Bicycle sharing in China is a relatively recent phenomenon, but as any visitor to a Chinese city in the past few months will tell you – it is now unavoidable.
Walk down a street in Beijing or Shanghai today and you’ll be confronted with often literal mountains of ‘dockless’ shared bicycles, rented by the hour and then chained up wherever is convenient, ready for the next rider.
A pile of abandoned ride-sharing bicycles in Shanghai
Each company has its own distinctive look – from ofo (named to resemble a cycling person) with its bright yellow cycles to Coolqi with its flashy metallic gold bikes.
Coolqi’s bikes are designed to attract social media attention and sharing.
The ridesharing rainbow on China’s streets gives a clear indication of the level of competition in this space. And with most companies charging on the order of 1RMB (11p) for 30 minutes use, competition is cut-throat indeed.

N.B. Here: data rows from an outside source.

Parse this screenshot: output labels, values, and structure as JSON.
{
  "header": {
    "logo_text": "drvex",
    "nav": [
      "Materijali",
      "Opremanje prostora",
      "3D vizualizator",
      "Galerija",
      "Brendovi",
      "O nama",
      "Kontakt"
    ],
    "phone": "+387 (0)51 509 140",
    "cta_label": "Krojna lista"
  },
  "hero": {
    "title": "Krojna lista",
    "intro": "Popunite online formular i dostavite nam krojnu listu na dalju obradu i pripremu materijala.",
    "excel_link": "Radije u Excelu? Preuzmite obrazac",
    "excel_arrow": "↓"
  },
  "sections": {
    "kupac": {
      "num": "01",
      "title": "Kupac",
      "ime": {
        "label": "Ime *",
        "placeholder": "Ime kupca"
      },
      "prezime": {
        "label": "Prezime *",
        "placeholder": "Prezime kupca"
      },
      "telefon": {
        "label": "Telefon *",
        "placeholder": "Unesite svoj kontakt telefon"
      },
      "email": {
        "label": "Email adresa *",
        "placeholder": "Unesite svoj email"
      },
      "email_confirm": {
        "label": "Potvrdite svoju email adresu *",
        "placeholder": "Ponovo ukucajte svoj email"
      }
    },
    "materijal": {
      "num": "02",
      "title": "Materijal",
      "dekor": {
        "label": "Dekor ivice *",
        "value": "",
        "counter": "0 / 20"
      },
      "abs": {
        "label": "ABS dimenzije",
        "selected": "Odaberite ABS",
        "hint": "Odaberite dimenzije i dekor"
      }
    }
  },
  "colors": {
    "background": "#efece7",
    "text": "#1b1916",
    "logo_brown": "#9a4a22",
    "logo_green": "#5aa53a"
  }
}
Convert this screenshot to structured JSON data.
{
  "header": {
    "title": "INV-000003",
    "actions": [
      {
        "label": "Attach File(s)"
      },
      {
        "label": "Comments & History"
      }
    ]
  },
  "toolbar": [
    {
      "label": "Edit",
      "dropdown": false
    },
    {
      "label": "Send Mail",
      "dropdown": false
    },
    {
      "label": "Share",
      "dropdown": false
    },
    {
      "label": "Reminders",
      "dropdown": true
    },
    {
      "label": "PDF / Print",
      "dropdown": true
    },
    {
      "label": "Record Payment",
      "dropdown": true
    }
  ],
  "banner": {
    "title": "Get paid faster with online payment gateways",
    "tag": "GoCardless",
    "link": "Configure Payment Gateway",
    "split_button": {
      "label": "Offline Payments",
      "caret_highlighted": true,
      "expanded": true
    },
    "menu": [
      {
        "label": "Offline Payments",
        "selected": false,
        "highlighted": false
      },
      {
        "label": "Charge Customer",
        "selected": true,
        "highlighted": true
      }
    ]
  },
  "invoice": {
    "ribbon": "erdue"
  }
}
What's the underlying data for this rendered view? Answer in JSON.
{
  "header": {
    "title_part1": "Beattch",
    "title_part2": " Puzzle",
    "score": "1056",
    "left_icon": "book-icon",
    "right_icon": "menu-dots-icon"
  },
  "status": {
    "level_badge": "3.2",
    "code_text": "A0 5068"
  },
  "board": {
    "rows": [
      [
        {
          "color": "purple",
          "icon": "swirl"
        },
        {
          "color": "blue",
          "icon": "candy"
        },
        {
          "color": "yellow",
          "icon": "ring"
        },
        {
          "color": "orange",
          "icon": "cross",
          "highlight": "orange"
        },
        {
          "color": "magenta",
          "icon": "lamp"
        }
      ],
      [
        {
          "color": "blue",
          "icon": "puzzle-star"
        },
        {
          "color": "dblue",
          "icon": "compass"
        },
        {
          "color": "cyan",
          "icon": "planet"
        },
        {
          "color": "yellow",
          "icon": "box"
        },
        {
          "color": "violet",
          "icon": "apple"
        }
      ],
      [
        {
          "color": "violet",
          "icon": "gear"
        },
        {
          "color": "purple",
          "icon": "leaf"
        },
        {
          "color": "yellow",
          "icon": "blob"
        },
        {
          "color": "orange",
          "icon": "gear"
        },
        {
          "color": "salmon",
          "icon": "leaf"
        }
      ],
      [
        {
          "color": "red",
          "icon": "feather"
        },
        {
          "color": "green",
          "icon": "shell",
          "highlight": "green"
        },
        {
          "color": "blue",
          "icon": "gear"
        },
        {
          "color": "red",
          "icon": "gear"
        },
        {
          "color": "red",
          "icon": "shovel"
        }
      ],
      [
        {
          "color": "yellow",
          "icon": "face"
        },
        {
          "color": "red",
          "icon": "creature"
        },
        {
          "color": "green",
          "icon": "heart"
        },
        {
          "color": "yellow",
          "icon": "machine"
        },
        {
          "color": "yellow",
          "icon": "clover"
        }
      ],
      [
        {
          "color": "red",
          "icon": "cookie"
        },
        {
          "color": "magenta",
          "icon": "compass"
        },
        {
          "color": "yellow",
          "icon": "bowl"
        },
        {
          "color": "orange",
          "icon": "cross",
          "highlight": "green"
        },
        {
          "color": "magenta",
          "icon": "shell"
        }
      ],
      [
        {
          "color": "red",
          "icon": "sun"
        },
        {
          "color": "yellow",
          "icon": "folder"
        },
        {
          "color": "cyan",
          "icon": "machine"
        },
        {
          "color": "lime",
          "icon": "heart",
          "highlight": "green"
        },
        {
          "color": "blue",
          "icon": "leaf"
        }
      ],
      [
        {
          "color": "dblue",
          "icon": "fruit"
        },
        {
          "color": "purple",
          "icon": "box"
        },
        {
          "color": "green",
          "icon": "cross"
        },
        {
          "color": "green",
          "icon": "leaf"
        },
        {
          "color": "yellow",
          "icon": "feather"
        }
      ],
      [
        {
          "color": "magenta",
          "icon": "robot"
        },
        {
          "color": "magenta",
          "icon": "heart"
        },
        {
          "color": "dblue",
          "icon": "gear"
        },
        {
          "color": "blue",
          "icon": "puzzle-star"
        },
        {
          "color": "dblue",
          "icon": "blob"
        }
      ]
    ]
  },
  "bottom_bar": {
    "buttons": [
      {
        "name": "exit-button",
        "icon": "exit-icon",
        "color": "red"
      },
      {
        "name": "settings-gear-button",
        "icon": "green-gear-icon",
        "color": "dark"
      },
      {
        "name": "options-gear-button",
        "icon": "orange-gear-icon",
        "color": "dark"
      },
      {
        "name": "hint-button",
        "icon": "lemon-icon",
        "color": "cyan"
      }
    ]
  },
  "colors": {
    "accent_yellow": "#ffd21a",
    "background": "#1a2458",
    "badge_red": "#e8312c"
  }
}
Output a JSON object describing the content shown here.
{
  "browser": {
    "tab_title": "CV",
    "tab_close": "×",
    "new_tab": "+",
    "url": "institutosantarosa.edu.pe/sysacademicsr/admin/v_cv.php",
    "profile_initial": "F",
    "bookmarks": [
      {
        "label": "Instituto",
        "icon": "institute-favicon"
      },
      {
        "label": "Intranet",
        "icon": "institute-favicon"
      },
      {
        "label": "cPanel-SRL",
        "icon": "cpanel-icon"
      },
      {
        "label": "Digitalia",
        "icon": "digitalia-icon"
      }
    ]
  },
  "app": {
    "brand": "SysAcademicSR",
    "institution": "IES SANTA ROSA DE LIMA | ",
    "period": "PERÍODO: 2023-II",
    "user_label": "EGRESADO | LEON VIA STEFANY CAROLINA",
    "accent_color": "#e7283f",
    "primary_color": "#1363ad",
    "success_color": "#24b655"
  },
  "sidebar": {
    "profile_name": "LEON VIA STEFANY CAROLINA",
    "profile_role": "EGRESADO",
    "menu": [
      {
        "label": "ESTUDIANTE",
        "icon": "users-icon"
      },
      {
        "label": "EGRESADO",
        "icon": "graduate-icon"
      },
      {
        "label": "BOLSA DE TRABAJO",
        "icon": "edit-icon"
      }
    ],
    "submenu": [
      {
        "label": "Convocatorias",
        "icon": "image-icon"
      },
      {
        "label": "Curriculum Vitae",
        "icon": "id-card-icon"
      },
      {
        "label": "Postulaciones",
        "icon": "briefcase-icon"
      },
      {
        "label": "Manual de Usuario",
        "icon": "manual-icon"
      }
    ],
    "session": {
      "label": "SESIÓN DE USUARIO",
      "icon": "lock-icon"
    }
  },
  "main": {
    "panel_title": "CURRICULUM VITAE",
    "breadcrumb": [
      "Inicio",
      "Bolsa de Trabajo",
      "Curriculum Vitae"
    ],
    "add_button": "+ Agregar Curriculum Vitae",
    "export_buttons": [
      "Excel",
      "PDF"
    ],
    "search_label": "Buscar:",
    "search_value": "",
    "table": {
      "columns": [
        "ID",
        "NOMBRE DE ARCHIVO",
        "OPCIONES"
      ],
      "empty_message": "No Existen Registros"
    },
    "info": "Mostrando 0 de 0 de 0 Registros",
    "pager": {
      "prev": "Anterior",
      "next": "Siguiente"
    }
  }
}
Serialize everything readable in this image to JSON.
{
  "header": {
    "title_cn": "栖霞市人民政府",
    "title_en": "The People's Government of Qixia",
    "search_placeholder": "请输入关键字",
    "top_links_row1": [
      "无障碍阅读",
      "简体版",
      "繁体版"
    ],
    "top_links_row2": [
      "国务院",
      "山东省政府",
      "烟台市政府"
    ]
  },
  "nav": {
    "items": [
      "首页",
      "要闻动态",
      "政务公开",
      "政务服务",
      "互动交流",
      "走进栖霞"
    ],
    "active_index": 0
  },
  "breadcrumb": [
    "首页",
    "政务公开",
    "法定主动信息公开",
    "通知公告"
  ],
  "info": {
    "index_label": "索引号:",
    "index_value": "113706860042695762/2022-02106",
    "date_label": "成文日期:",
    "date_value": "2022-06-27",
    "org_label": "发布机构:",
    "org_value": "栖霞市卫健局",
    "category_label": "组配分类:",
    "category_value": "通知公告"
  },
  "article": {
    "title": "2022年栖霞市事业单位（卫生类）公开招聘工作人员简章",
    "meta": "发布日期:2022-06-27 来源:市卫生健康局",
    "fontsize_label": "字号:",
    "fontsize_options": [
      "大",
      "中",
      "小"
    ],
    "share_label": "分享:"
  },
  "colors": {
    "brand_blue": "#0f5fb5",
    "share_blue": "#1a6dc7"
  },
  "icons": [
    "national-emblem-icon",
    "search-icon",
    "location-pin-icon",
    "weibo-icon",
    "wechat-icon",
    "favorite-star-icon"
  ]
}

The two current frontrunners ofo and Mobike were only founded 2014 and 2015, and have raised $1.28bn and $928m in funding respectively.
But how did they pull out ahead of a pack of over 30 equally scrappy copycats and dominate the market in China?
How have they succeeded where others failed?
These companies show what it takes to have success in China – and here are the actionable insights for your business’ market entry.
1. Strong Branding & Message
When launching into the Chinese market, you can expect to see copycats. Where your brand will win out is in its unique message and brand story. Whilst your competitors may be able to reproduce your products, they can’t reproduce the lifestyle you are selling.
ofo’s banana yellow cycles are instantly recognisable, even on a crowded street.
2. Market Specific Technology
ofo and Mobike succeeded in China through clever integration with mobile payments. Using WeChatPay and Alipay, they’ve tapped into a deep trend amongst Chinese cashless consumers. Chinese consumers increasing expect this kind of technical and social media integration – and your brand should embrace it too. Simply accepting WeChatPay and Alipay in your eCommerce store will help you get ahead of the pack – and that’s something we can help with.
Mobike pioneered GPS connected cycles that allow users to find free cycles anywhere. This tight-technical integration has made them a ridesharing giant.
3. Explosive Market Entry
To get ahead of the copycats, your brand should take a lesson from ofo and Mobike. When it comes time to launch, launch explosively – make use of influencers, buy media and make a splash. Only then, when you’ve comprehensively captured your customer’s attention will you start to generate serious sales.
4. Seek Ample Funding
Last but not least, Mobike and ofo have overtaken their competition because they are exceptionally well funded. Whilst raising hundreds of millions of dollars would be excessive for any brand entering this market, it is worth noting that China should not be seen as an inexpensive route to 1.4bn consumers. With eCommerce in particular, your site is your shop window and your marketing is your distribution. Without enough funding to create an experience to match your brand and a big enough splash to generate sales – you’ll only face disappointment.
Success in the Chinese market requires creating and maintaining a head-start on the competition.
Whether in fashion, luxury or FMCG, rising above the competition with a unique brand and brand story is a must. Brands must then hammer home this initial advantage with an explosive launch and ample funding to maintain their lead.
But once they have done so, the rewards for capturing even a small niche in such a massive market are enormous.
To explore how your brand can build and maintain a lead in the Chinese market, click below to reach out to our team of China eCommerce & Marketing experts.
TongDigital is an agency at the forefront of social commerce and digital marketing in China. We focus on social commerce through WeChat, social media marketing, digital PR and media buying in China.
Get in touch for a preliminary consultation on how to best sell direct to the Chinese consumer.